April 24, 1989

The Honorable Bill Richardson U.S. House of Representatives Washington, D.C. 20515

Dear Congressman Richardson:

This is in response to your letter of February 22, on behalf of your constituent, Mr. Robert A. Chalmers of Roadrunner Coin-op Laundry & Cleaners, regarding the Occupational Safety and Health Administration's (OSHA) Hazard Communication Standard (HCS) 29 CFR 1910.1200.

Your constituents questions concerning the HCS will be answered in the sequence in which they were posed.

Question 1:

1. Is it a government requirement that these MSDS's on highly questionable hazardous materials be produced and distributed at considerable cost and inconvenience to the manufacturer, distributor and consumer?

Answer:

The standard requires chemical manufacturers and importers to review available scientific evidence concerning the hazards of the chemicals they produce or import and to report the information they find to their employees and to employers who distribute or use their products. It is the responsibility of the chemical manufacturer or importer to develop the material safety data sheet for each hazardous chemical. Any chemical that poses either a physical hazard (such as flammability) or a health hazard (such as causing damage to the skin or eyes) is covered by the rule.

Question 2:

2. If the answer is yes to 1, above, just what is my responsibility at the point of sale related to passing this "handling and hazard information" on to the consumer? - what about grocery store sales?

Answer:

The HCS provides workers exposed to hazardous chemicals with the right to know the identities and hazards of those chemicals, as well as appropriate means to protect themselves from adverse health effects. This is to be accomplished by having a hazard communication program in each covered facility, with labels on containers of such hazardous materials, more detailed information in the form of material safety data sheets, and employee training programs.

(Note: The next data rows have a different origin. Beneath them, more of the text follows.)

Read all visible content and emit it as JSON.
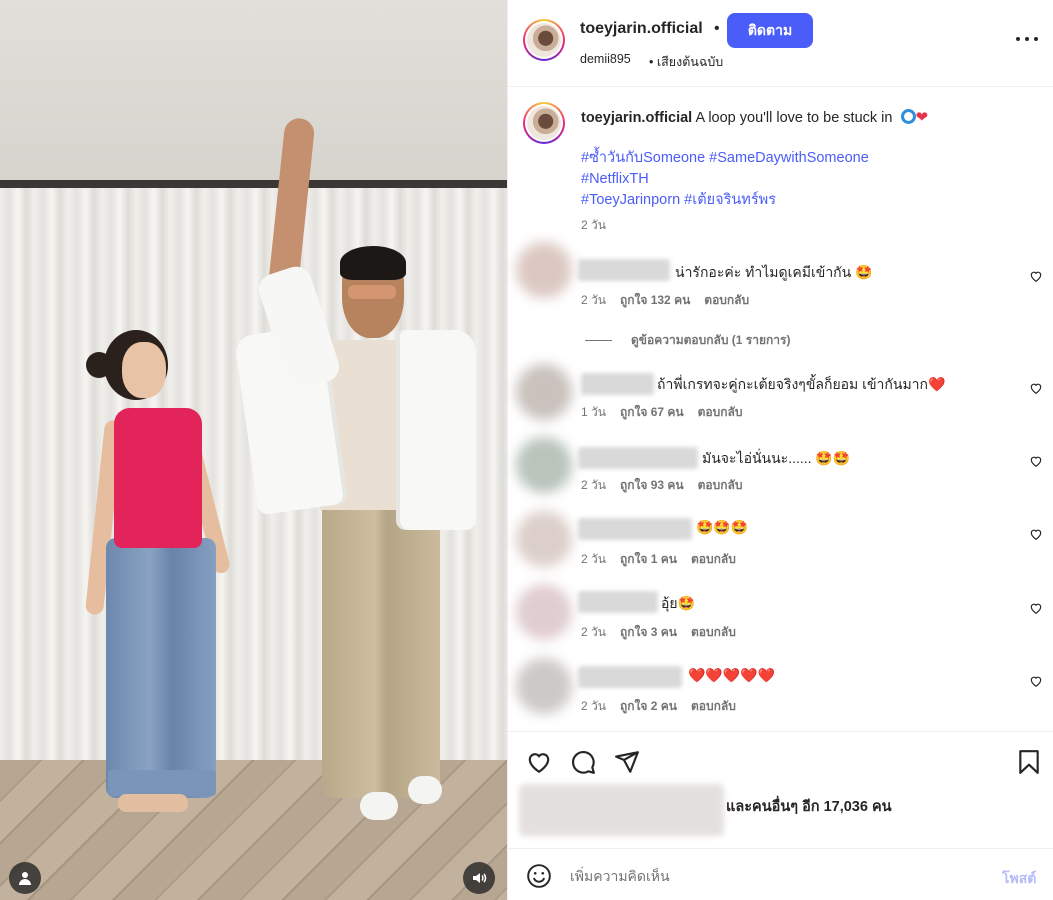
{
  "post": {
    "username": "toeyjarin.official",
    "follow_label": "ติดตาม",
    "audio_user": "demii895",
    "audio_title": "เสียงต้นฉบับ"
  },
  "caption": {
    "username": "toeyjarin.official",
    "text": "A loop you'll love to be stuck in",
    "hashtag_line1": "#ซ้ำวันกับSomeone #SameDaywithSomeone",
    "hashtag_line2": "#NetflixTH",
    "hashtag_line3": "#ToeyJarinporn #เต้ยจรินทร์พร",
    "time": "2 วัน"
  },
  "comments": [
    {
      "text": "น่ารักอะค่ะ ทำไมดูเคมีเข้ากัน 🤩",
      "time": "2 วัน",
      "likes": "ถูกใจ 132 คน",
      "reply": "ตอบกลับ",
      "avatar_color": "#dcc8c2"
    },
    {
      "text": "ถ้าพี่เกรทจะคู่กะเต้ยจริงๆขั้ลก็ยอม เข้ากันมาก❤️",
      "time": "1 วัน",
      "likes": "ถูกใจ 67 คน",
      "reply": "ตอบกลับ",
      "avatar_color": "#c9c2bd"
    },
    {
      "text": "มันจะไอ่นั่นนะ...... 🤩🤩",
      "time": "2 วัน",
      "likes": "ถูกใจ 93 คน",
      "reply": "ตอบกลับ",
      "avatar_color": "#b9c4bb"
    },
    {
      "text": "🤩🤩🤩",
      "time": "2 วัน",
      "likes": "ถูกใจ 1 คน",
      "reply": "ตอบกลับ",
      "avatar_color": "#dccfc9"
    },
    {
      "text": "อุ้ย🤩",
      "time": "2 วัน",
      "likes": "ถูกใจ 3 คน",
      "reply": "ตอบกลับ",
      "avatar_color": "#e0cdd0"
    },
    {
      "text": "❤️❤️❤️❤️❤️",
      "time": "2 วัน",
      "likes": "ถูกใจ 2 คน",
      "reply": "ตอบกลับ",
      "avatar_color": "#cdc9c7"
    }
  ],
  "view_replies": "ดูข้อความตอบกลับ (1 รายการ)",
  "likes_text": "และคนอื่นๆ อีก 17,036 คน",
  "add_comment": {
    "placeholder": "เพิ่มความคิดเห็น",
    "post_label": "โพสต์"
  },
  "colors": {
    "accent": "#4a5df9",
    "hashtag": "#4a5df9",
    "muted_text": "#737373",
    "post_disabled": "#b3bcf9"
  },
  "icons": [
    "user-tag-icon",
    "sound-on-icon",
    "more-options-icon",
    "heart-icon",
    "comment-icon",
    "share-icon",
    "bookmark-icon",
    "emoji-icon"
  ]
}
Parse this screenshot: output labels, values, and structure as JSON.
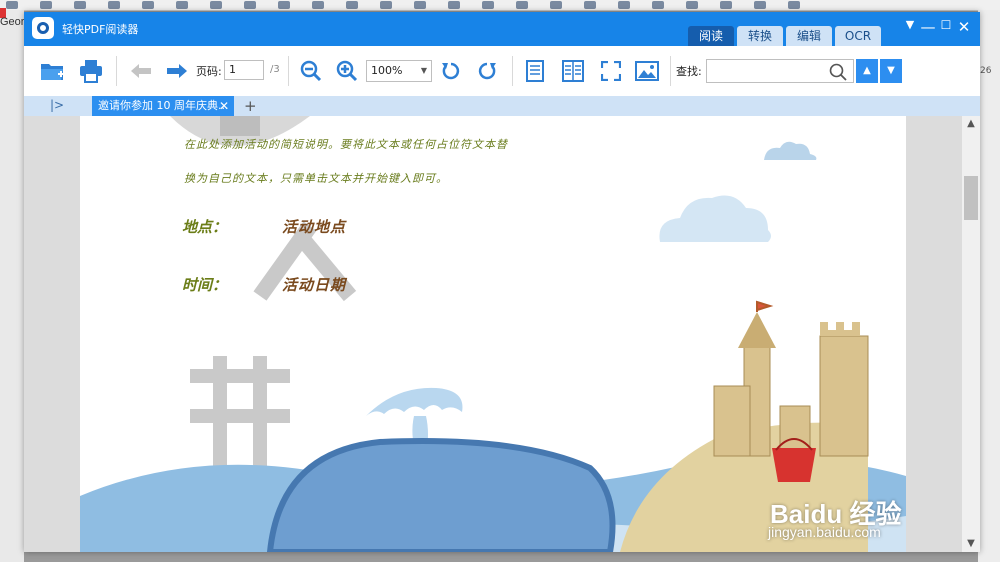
{
  "window": {
    "app_title": "轻快PDF阅读器",
    "tabs": [
      {
        "label": "阅读",
        "active": true
      },
      {
        "label": "转换",
        "active": false
      },
      {
        "label": "编辑",
        "active": false
      },
      {
        "label": "OCR",
        "active": false
      }
    ],
    "controls": {
      "menu": "▼",
      "minimize": "—",
      "maximize": "☐",
      "close": "✕"
    }
  },
  "background": {
    "left_text": "Geor",
    "right_number": "26"
  },
  "toolbar": {
    "page_label": "页码:",
    "page_value": "1",
    "page_total": "/3",
    "zoom_value": "100%",
    "find_label": "查找:",
    "find_placeholder": "",
    "accent": "#2d8ef0"
  },
  "doc_tab": {
    "sidebar_toggle": "|>",
    "title": "邀请你参加 10 周年庆典...",
    "close": "✕",
    "add": "+"
  },
  "document": {
    "desc_line1": "在此处添加活动的简短说明。要将此文本或任何占位符文本替",
    "desc_line2": "换为自己的文本，只需单击文本并开始键入即可。",
    "location_label": "地点：",
    "location_value": "活动地点",
    "time_label": "时间：",
    "time_value": "活动日期"
  },
  "watermark": {
    "brand": "Baidu 经验",
    "url": "jingyan.baidu.com"
  }
}
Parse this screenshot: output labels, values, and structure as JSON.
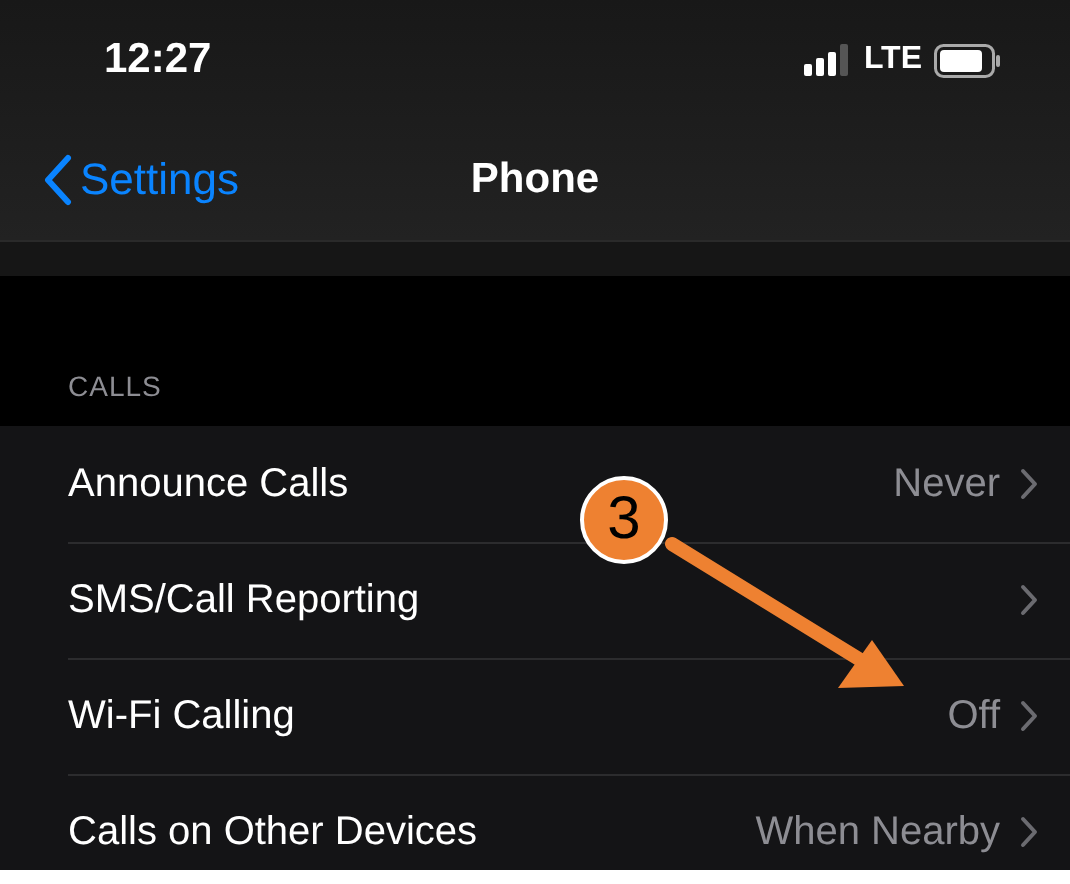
{
  "status_bar": {
    "time": "12:27",
    "network": "LTE"
  },
  "nav_bar": {
    "back_label": "Settings",
    "title": "Phone"
  },
  "section": {
    "header": "CALLS",
    "rows": [
      {
        "label": "Announce Calls",
        "value": "Never"
      },
      {
        "label": "SMS/Call Reporting"
      },
      {
        "label": "Wi-Fi Calling",
        "value": "Off"
      },
      {
        "label": "Calls on Other Devices",
        "value": "When Nearby"
      }
    ]
  },
  "annotation": {
    "label": "3"
  }
}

Distributors are required to pass along material safety data sheets to downstream employers. The material safety data sheet must be provided to commercial customers prior to or with the initial shipment of the hazardous chemical and with the first shipment after the sheet has been updated. Retail distributors must provide, upon request, material safety data sheets to commercial customers and post a sign or otherwise inform them a material safety data sheet is available. This provision of the HCS was included to prevent the necessity of providing a sheet to each customer of a retail establishment in order to ensure that employers obtained a material safety data sheet. Distributors are not required to provide material safety data sheets to retail distributors which have informed them that they do not sell the product to commercial customers or open the sealed containers to use in their own workplaces. This provision may affect many of the products sold by your constituent.

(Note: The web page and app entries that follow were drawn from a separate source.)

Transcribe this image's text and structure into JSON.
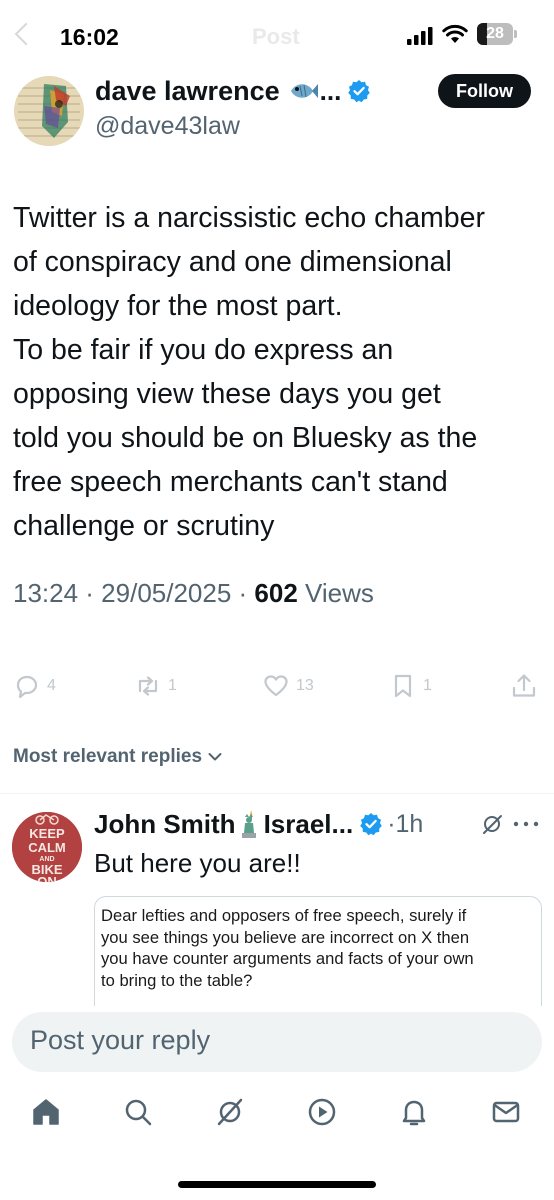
{
  "status_bar": {
    "time": "16:02",
    "ghost_title": "Post",
    "battery_level": "28",
    "battery_fraction": 0.28
  },
  "tweet": {
    "author_name": "dave lawrence",
    "author_emoji": "fish-icon",
    "author_name_ellipsis": "...",
    "author_handle": "@dave43law",
    "follow_label": "Follow",
    "text_lines": [
      "Twitter is a narcissistic echo chamber",
      "of conspiracy and one dimensional",
      "ideology for the most part.",
      "To be fair if you do express an",
      "opposing view these days you get",
      "told you should be on Bluesky as the",
      "free speech merchants can't stand",
      "challenge or scrutiny"
    ],
    "timestamp": "13:24 · 29/05/2025 · ",
    "views_count": "602",
    "views_label": " Views",
    "actions": {
      "replies": "4",
      "reposts": "1",
      "likes": "13",
      "bookmarks": "1"
    }
  },
  "sort_label": "Most relevant replies",
  "reply": {
    "name": "John Smith",
    "name_emoji": "statue-of-liberty-icon",
    "name_suffix": "Israel...",
    "time": "·1h",
    "text": "But here you are!!",
    "avatar_text": [
      "KEEP",
      "CALM",
      "AND",
      "BIKE",
      "ON"
    ],
    "quoted_lines": [
      "Dear lefties and opposers of free speech, surely if",
      "you see things you believe are incorrect on X then",
      "you have counter arguments and facts of your own",
      "to bring to the table?"
    ]
  },
  "reply_box": {
    "placeholder": "Post your reply"
  },
  "colors": {
    "accent": "#1d9bf0",
    "text_primary": "#0f1419",
    "text_secondary": "#536471"
  }
}
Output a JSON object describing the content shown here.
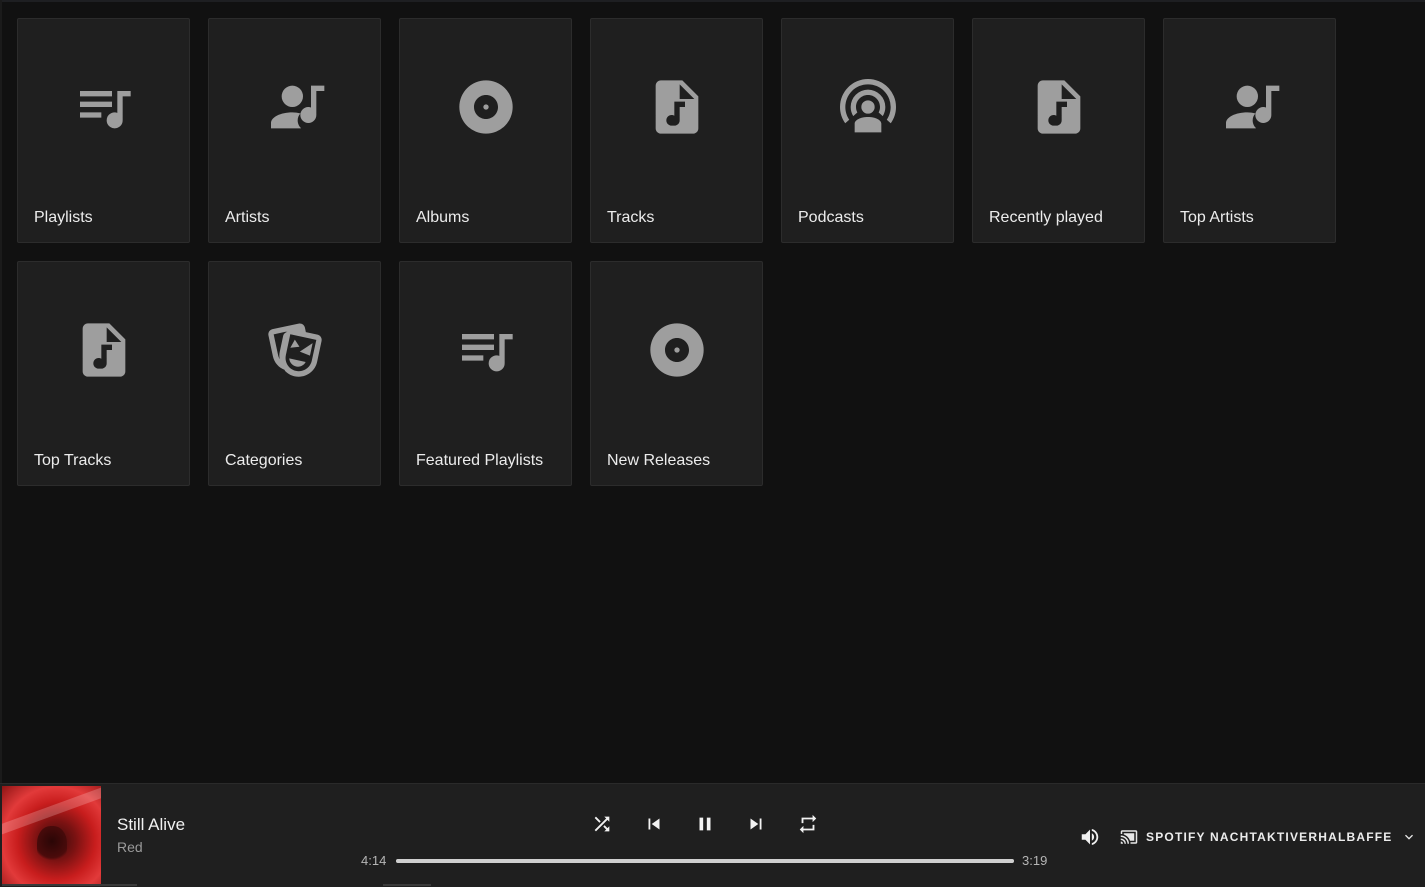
{
  "tiles": [
    {
      "label": "Playlists",
      "icon": "playlist-music-icon"
    },
    {
      "label": "Artists",
      "icon": "account-music-icon"
    },
    {
      "label": "Albums",
      "icon": "album-icon"
    },
    {
      "label": "Tracks",
      "icon": "file-music-icon"
    },
    {
      "label": "Podcasts",
      "icon": "podcast-icon"
    },
    {
      "label": "Recently played",
      "icon": "file-music-icon"
    },
    {
      "label": "Top Artists",
      "icon": "account-music-icon"
    },
    {
      "label": "Top Tracks",
      "icon": "file-music-icon"
    },
    {
      "label": "Categories",
      "icon": "drama-masks-icon"
    },
    {
      "label": "Featured Playlists",
      "icon": "playlist-music-icon"
    },
    {
      "label": "New Releases",
      "icon": "album-icon"
    }
  ],
  "player": {
    "title": "Still Alive",
    "artist": "Red",
    "elapsed": "4:14",
    "duration": "3:19",
    "progress_fraction": 1.0,
    "device_name": "SPOTIFY NACHTAKTIVERHALBAFFE",
    "controls": [
      "shuffle-icon",
      "skip-previous-icon",
      "pause-icon",
      "skip-next-icon",
      "repeat-icon"
    ]
  },
  "colors": {
    "background": "#111111",
    "tile": "#1f1f1f",
    "icon": "#9e9e9e",
    "player_bar": "#1f1f1f",
    "cover_accent": "#c81d1d"
  }
}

The HCS does not apply to consumers. Therefore, your constituent is not required to pass on material safety data sheets to consumers.

I hope this information is helpful to you in responding to your constituent. If I may be of further assistance, please feel free to contact me again.

Sincerely,

Alan C. McMillan Acting Assistant Secretary